The German financial regulator Bafin is tightening its control over the prominent Berlin-based fintech Solaris.
Accordingly, the Berlin-based fintech may no longer accept new customers without prior permission from Bafin.
The reason: the financial supervisory authority apparently sees weaknesses in the business model. Until these deficiencies are remedied, the authority may severely restrict the acceptance of new customers. Existing partnerships, however, are not affected by Bafin’s demand, writes Handelsblatt.
The institute will be subject to a “permission proviso” for new partnerships in the future, Solaris CEO-designate Carsten Höltkemeyer told Handelsblatt. “So we have to get the green light from Bafin before we can take on new customers.” This requirement is unusual for the German banking sector. Solaris has earned a reputation for putting a stop to fraudsters.
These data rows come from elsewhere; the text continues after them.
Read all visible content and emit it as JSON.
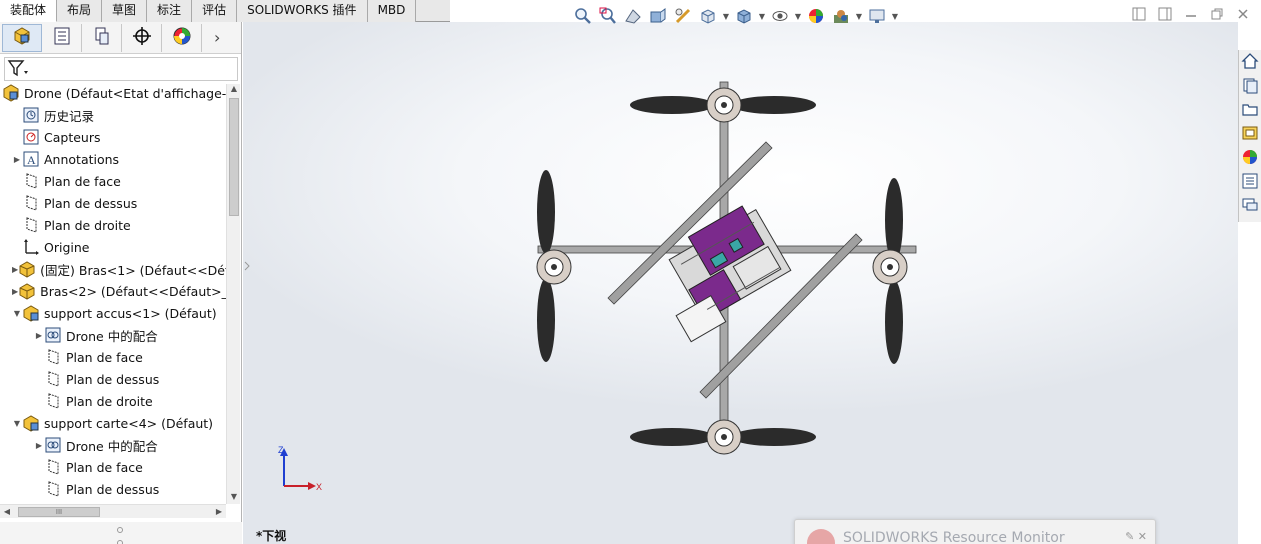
{
  "tabs": [
    "装配体",
    "布局",
    "草图",
    "标注",
    "评估",
    "SOLIDWORKS 插件",
    "MBD"
  ],
  "active_tab": "装配体",
  "tree": {
    "items": [
      {
        "label": "Drone  (Défaut<Etat d'affichage-1",
        "icon": "assembly-icon",
        "indent": 0,
        "expander": ""
      },
      {
        "label": "历史记录",
        "icon": "history-icon",
        "indent": 1,
        "expander": ""
      },
      {
        "label": "Capteurs",
        "icon": "sensors-icon",
        "indent": 1,
        "expander": ""
      },
      {
        "label": "Annotations",
        "icon": "annotations-icon",
        "indent": 1,
        "expander": "▶"
      },
      {
        "label": "Plan de face",
        "icon": "plane-icon",
        "indent": 1,
        "expander": ""
      },
      {
        "label": "Plan de dessus",
        "icon": "plane-icon",
        "indent": 1,
        "expander": ""
      },
      {
        "label": "Plan de droite",
        "icon": "plane-icon",
        "indent": 1,
        "expander": ""
      },
      {
        "label": "Origine",
        "icon": "origin-icon",
        "indent": 1,
        "expander": ""
      },
      {
        "label": "(固定) Bras<1> (Défaut<<Défa",
        "icon": "part-icon",
        "indent": 1,
        "expander": "▶"
      },
      {
        "label": "Bras<2> (Défaut<<Défaut>_E",
        "icon": "part-icon",
        "indent": 1,
        "expander": "▶"
      },
      {
        "label": "support accus<1> (Défaut)",
        "icon": "subassembly-icon",
        "indent": 1,
        "expander": "▼"
      },
      {
        "label": "Drone 中的配合",
        "icon": "mates-icon",
        "indent": 2,
        "expander": "▶"
      },
      {
        "label": "Plan de face",
        "icon": "plane-icon",
        "indent": 2,
        "expander": ""
      },
      {
        "label": "Plan de dessus",
        "icon": "plane-icon",
        "indent": 2,
        "expander": ""
      },
      {
        "label": "Plan de droite",
        "icon": "plane-icon",
        "indent": 2,
        "expander": ""
      },
      {
        "label": "support carte<4> (Défaut)",
        "icon": "subassembly-icon",
        "indent": 1,
        "expander": "▼"
      },
      {
        "label": "Drone 中的配合",
        "icon": "mates-icon",
        "indent": 2,
        "expander": "▶"
      },
      {
        "label": "Plan de face",
        "icon": "plane-icon",
        "indent": 2,
        "expander": ""
      },
      {
        "label": "Plan de dessus",
        "icon": "plane-icon",
        "indent": 2,
        "expander": ""
      }
    ]
  },
  "hscroll_thumb": "III",
  "view_label": "*下视",
  "triad": {
    "z": "Z",
    "x": "X"
  },
  "resource_monitor": {
    "title": "SOLIDWORKS Resource Monitor"
  },
  "colors": {
    "accent": "#7b2a8c",
    "propeller": "#2b2b2b",
    "arm": "#8d8d8d"
  }
}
CEO Roland Folz is still in charge of the fintech. From April of this year, however, Carsten Höltkemeyer is to take over his post. He has been a member of the board since November and is expected to lead Solarisbank to profitability.
Solaris was last valued at €1.6 billion and is of great importance to the fintech ecosystem in Germany. The institute allows other startups to use Solaris‘ banking license and do their first business with it. In addition, Solaris offers banking services to established companies, for example, credit card issuing.